TASK DIRECTIONS:
Line by line, copy the material below exactly as given.

AVAILABLE DATA:
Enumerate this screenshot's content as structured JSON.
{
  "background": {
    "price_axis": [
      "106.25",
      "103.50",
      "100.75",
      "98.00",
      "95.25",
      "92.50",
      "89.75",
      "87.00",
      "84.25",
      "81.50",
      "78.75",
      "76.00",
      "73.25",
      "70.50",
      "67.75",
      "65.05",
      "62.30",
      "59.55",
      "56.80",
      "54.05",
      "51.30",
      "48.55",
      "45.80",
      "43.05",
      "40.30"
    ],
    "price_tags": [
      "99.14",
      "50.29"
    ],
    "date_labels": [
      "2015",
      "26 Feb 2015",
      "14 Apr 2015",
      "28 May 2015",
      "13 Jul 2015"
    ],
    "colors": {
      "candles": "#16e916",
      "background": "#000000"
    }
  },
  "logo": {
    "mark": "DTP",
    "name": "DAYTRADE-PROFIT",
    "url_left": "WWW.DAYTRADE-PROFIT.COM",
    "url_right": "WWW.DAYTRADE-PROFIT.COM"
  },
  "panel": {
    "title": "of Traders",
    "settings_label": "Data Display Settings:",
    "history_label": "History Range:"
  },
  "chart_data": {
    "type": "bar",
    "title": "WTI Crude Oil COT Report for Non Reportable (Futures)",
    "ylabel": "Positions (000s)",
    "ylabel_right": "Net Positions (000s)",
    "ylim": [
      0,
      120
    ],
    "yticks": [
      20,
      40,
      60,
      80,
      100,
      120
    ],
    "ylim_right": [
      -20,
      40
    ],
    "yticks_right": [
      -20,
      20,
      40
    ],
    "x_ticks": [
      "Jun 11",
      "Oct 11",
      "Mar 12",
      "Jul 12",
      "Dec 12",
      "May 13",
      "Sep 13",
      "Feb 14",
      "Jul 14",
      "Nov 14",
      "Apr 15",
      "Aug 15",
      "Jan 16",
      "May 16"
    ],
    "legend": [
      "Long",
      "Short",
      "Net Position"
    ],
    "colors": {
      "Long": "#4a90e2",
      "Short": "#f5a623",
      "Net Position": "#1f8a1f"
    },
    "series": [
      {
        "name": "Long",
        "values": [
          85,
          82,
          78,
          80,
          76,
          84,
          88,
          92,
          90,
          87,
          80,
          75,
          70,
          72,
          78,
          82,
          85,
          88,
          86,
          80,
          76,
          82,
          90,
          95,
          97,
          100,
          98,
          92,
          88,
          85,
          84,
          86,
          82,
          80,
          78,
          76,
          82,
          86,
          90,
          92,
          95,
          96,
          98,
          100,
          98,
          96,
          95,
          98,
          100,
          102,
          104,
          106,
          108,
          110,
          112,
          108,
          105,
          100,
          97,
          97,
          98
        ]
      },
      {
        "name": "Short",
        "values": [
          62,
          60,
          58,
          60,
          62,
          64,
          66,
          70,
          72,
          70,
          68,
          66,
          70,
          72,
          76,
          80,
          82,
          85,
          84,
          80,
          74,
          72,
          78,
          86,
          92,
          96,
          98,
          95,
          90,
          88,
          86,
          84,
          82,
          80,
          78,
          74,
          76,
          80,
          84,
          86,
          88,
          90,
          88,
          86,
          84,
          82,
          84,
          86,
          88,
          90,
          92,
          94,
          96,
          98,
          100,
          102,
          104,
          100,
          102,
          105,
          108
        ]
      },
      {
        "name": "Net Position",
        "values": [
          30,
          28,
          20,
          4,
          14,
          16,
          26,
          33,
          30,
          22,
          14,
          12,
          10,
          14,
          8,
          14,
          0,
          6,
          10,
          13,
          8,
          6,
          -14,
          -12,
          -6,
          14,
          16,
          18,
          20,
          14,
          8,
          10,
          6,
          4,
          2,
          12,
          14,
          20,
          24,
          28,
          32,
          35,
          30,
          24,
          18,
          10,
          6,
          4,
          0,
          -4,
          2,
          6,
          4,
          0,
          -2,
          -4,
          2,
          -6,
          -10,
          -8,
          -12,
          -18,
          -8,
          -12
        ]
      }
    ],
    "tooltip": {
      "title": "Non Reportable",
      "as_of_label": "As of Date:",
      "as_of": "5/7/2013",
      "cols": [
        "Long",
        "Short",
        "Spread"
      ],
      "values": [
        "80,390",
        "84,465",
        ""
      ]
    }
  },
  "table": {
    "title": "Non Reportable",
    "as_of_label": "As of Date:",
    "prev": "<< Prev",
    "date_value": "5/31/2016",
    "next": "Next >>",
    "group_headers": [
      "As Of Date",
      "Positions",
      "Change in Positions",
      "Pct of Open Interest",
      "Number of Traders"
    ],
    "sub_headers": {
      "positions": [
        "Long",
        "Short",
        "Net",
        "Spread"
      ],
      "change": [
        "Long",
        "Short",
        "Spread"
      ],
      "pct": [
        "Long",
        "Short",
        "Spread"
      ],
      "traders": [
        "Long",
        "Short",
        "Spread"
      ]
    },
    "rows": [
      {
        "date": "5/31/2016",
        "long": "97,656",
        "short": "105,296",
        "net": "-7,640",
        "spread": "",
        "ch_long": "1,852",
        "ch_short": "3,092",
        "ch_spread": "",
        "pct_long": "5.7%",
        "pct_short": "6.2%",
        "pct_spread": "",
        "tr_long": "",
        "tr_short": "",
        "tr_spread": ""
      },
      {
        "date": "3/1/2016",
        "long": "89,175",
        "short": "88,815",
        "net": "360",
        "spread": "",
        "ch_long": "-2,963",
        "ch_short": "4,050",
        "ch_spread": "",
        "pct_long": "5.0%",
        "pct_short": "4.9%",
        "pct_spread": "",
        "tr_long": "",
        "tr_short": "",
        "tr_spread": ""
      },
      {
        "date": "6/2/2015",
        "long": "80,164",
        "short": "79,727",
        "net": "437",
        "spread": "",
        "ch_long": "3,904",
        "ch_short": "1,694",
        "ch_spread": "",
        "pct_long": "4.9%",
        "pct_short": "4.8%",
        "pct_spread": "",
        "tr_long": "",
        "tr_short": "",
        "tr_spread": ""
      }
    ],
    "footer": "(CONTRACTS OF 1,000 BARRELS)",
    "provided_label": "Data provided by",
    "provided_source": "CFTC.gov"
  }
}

RESPONSE AREA:
Enumerate this screenshot's content as structured JSON.
{
  "background": {
    "price_axis": [
      "106.25",
      "103.50",
      "100.75",
      "98.00",
      "95.25",
      "92.50",
      "89.75",
      "87.00",
      "84.25",
      "81.50",
      "78.75",
      "76.00",
      "73.25",
      "70.50",
      "67.75",
      "65.05",
      "62.30",
      "59.55",
      "56.80",
      "54.05",
      "51.30",
      "48.55",
      "45.80",
      "43.05",
      "40.30"
    ],
    "price_tags": [
      "99.14",
      "50.29"
    ],
    "date_labels": [
      "2015",
      "26 Feb 2015",
      "14 Apr 2015",
      "28 May 2015",
      "13 Jul 2015"
    ],
    "colors": {
      "candles": "#16e916",
      "background": "#000000"
    }
  },
  "logo": {
    "mark": "DTP",
    "name": "DAYTRADE-PROFIT",
    "url_left": "WWW.DAYTRADE-PROFIT.COM",
    "url_right": "WWW.DAYTRADE-PROFIT.COM"
  },
  "panel": {
    "title": "of Traders",
    "settings_label": "Data Display Settings:",
    "history_label": "History Range:"
  },
  "chart_data": {
    "type": "bar",
    "title": "WTI Crude Oil COT Report for Non Reportable (Futures)",
    "ylabel": "Positions (000s)",
    "ylabel_right": "Net Positions (000s)",
    "ylim": [
      0,
      120
    ],
    "yticks": [
      20,
      40,
      60,
      80,
      100,
      120
    ],
    "ylim_right": [
      -20,
      40
    ],
    "yticks_right": [
      -20,
      20,
      40
    ],
    "x_ticks": [
      "Jun 11",
      "Oct 11",
      "Mar 12",
      "Jul 12",
      "Dec 12",
      "May 13",
      "Sep 13",
      "Feb 14",
      "Jul 14",
      "Nov 14",
      "Apr 15",
      "Aug 15",
      "Jan 16",
      "May 16"
    ],
    "legend": [
      "Long",
      "Short",
      "Net Position"
    ],
    "colors": {
      "Long": "#4a90e2",
      "Short": "#f5a623",
      "Net Position": "#1f8a1f"
    },
    "series": [
      {
        "name": "Long",
        "values": [
          85,
          82,
          78,
          80,
          76,
          84,
          88,
          92,
          90,
          87,
          80,
          75,
          70,
          72,
          78,
          82,
          85,
          88,
          86,
          80,
          76,
          82,
          90,
          95,
          97,
          100,
          98,
          92,
          88,
          85,
          84,
          86,
          82,
          80,
          78,
          76,
          82,
          86,
          90,
          92,
          95,
          96,
          98,
          100,
          98,
          96,
          95,
          98,
          100,
          102,
          104,
          106,
          108,
          110,
          112,
          108,
          105,
          100,
          97,
          97,
          98
        ]
      },
      {
        "name": "Short",
        "values": [
          62,
          60,
          58,
          60,
          62,
          64,
          66,
          70,
          72,
          70,
          68,
          66,
          70,
          72,
          76,
          80,
          82,
          85,
          84,
          80,
          74,
          72,
          78,
          86,
          92,
          96,
          98,
          95,
          90,
          88,
          86,
          84,
          82,
          80,
          78,
          74,
          76,
          80,
          84,
          86,
          88,
          90,
          88,
          86,
          84,
          82,
          84,
          86,
          88,
          90,
          92,
          94,
          96,
          98,
          100,
          102,
          104,
          100,
          102,
          105,
          108
        ]
      },
      {
        "name": "Net Position",
        "values": [
          30,
          28,
          20,
          4,
          14,
          16,
          26,
          33,
          30,
          22,
          14,
          12,
          10,
          14,
          8,
          14,
          0,
          6,
          10,
          13,
          8,
          6,
          -14,
          -12,
          -6,
          14,
          16,
          18,
          20,
          14,
          8,
          10,
          6,
          4,
          2,
          12,
          14,
          20,
          24,
          28,
          32,
          35,
          30,
          24,
          18,
          10,
          6,
          4,
          0,
          -4,
          2,
          6,
          4,
          0,
          -2,
          -4,
          2,
          -6,
          -10,
          -8,
          -12,
          -18,
          -8,
          -12
        ]
      }
    ],
    "tooltip": {
      "title": "Non Reportable",
      "as_of_label": "As of Date:",
      "as_of": "5/7/2013",
      "cols": [
        "Long",
        "Short",
        "Spread"
      ],
      "values": [
        "80,390",
        "84,465",
        ""
      ]
    }
  },
  "table": {
    "title": "Non Reportable",
    "as_of_label": "As of Date:",
    "prev": "<< Prev",
    "date_value": "5/31/2016",
    "next": "Next >>",
    "group_headers": [
      "As Of Date",
      "Positions",
      "Change in Positions",
      "Pct of Open Interest",
      "Number of Traders"
    ],
    "sub_headers": {
      "positions": [
        "Long",
        "Short",
        "Net",
        "Spread"
      ],
      "change": [
        "Long",
        "Short",
        "Spread"
      ],
      "pct": [
        "Long",
        "Short",
        "Spread"
      ],
      "traders": [
        "Long",
        "Short",
        "Spread"
      ]
    },
    "rows": [
      {
        "date": "5/31/2016",
        "long": "97,656",
        "short": "105,296",
        "net": "-7,640",
        "spread": "",
        "ch_long": "1,852",
        "ch_short": "3,092",
        "ch_spread": "",
        "pct_long": "5.7%",
        "pct_short": "6.2%",
        "pct_spread": "",
        "tr_long": "",
        "tr_short": "",
        "tr_spread": ""
      },
      {
        "date": "3/1/2016",
        "long": "89,175",
        "short": "88,815",
        "net": "360",
        "spread": "",
        "ch_long": "-2,963",
        "ch_short": "4,050",
        "ch_spread": "",
        "pct_long": "5.0%",
        "pct_short": "4.9%",
        "pct_spread": "",
        "tr_long": "",
        "tr_short": "",
        "tr_spread": ""
      },
      {
        "date": "6/2/2015",
        "long": "80,164",
        "short": "79,727",
        "net": "437",
        "spread": "",
        "ch_long": "3,904",
        "ch_short": "1,694",
        "ch_spread": "",
        "pct_long": "4.9%",
        "pct_short": "4.8%",
        "pct_spread": "",
        "tr_long": "",
        "tr_short": "",
        "tr_spread": ""
      }
    ],
    "footer": "(CONTRACTS OF 1,000 BARRELS)",
    "provided_label": "Data provided by",
    "provided_source": "CFTC.gov"
  }
}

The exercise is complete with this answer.